Nothing before the line containing "Read all visible content and emit it as JSON." should appear; please restate that line and every later line word for word through the end of the listing.
———
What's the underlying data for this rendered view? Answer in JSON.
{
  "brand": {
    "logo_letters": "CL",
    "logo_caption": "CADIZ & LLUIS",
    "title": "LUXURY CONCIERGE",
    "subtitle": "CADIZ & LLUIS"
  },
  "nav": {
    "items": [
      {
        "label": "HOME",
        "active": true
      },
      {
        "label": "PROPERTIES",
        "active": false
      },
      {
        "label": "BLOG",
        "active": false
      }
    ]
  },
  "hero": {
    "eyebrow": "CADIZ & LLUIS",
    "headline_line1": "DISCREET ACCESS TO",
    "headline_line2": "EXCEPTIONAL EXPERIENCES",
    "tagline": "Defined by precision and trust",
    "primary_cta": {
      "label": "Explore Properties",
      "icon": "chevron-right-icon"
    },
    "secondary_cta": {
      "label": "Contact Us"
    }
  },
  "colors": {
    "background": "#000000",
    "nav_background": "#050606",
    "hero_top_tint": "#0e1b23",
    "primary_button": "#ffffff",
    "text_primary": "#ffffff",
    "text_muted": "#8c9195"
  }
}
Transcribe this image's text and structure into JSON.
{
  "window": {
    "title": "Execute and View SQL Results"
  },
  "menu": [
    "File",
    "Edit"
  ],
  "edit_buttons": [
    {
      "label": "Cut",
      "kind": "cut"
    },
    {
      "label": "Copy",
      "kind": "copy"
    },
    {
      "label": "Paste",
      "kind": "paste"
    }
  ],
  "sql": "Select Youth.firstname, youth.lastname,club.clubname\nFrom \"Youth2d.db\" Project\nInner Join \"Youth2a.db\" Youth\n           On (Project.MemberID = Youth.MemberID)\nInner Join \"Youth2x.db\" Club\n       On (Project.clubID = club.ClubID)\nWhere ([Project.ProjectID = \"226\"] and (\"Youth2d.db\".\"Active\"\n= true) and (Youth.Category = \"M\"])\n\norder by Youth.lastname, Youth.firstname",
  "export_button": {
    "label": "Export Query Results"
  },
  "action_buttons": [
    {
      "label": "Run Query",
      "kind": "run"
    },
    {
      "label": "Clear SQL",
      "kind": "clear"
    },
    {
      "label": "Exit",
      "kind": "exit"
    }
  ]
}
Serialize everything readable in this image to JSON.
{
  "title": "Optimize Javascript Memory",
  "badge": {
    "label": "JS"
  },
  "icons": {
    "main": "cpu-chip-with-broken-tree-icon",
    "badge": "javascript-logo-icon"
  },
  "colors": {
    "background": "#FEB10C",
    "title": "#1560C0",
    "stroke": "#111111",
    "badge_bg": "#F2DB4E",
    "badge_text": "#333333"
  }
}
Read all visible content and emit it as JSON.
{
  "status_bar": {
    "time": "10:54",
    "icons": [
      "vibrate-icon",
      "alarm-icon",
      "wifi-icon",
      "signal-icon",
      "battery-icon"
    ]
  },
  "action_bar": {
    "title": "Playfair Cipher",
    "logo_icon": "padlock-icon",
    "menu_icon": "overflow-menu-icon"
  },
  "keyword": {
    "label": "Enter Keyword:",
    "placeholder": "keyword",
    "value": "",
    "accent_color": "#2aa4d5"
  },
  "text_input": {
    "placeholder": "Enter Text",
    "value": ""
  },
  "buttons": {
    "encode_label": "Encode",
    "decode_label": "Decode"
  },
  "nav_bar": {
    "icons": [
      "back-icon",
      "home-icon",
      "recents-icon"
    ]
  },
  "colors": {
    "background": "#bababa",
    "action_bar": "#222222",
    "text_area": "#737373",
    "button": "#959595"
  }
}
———
SOLUTION FOR THIS EXERCISE:
Read all visible content and emit it as JSON.
{
  "status_bar": {
    "time": "10:54",
    "icons": [
      "vibrate-icon",
      "alarm-icon",
      "wifi-icon",
      "signal-icon",
      "battery-icon"
    ]
  },
  "action_bar": {
    "title": "Playfair Cipher",
    "logo_icon": "padlock-icon",
    "menu_icon": "overflow-menu-icon"
  },
  "keyword": {
    "label": "Enter Keyword:",
    "placeholder": "keyword",
    "value": "",
    "accent_color": "#2aa4d5"
  },
  "text_input": {
    "placeholder": "Enter Text",
    "value": ""
  },
  "buttons": {
    "encode_label": "Encode",
    "decode_label": "Decode"
  },
  "nav_bar": {
    "icons": [
      "back-icon",
      "home-icon",
      "recents-icon"
    ]
  },
  "colors": {
    "background": "#bababa",
    "action_bar": "#222222",
    "text_area": "#737373",
    "button": "#959595"
  }
}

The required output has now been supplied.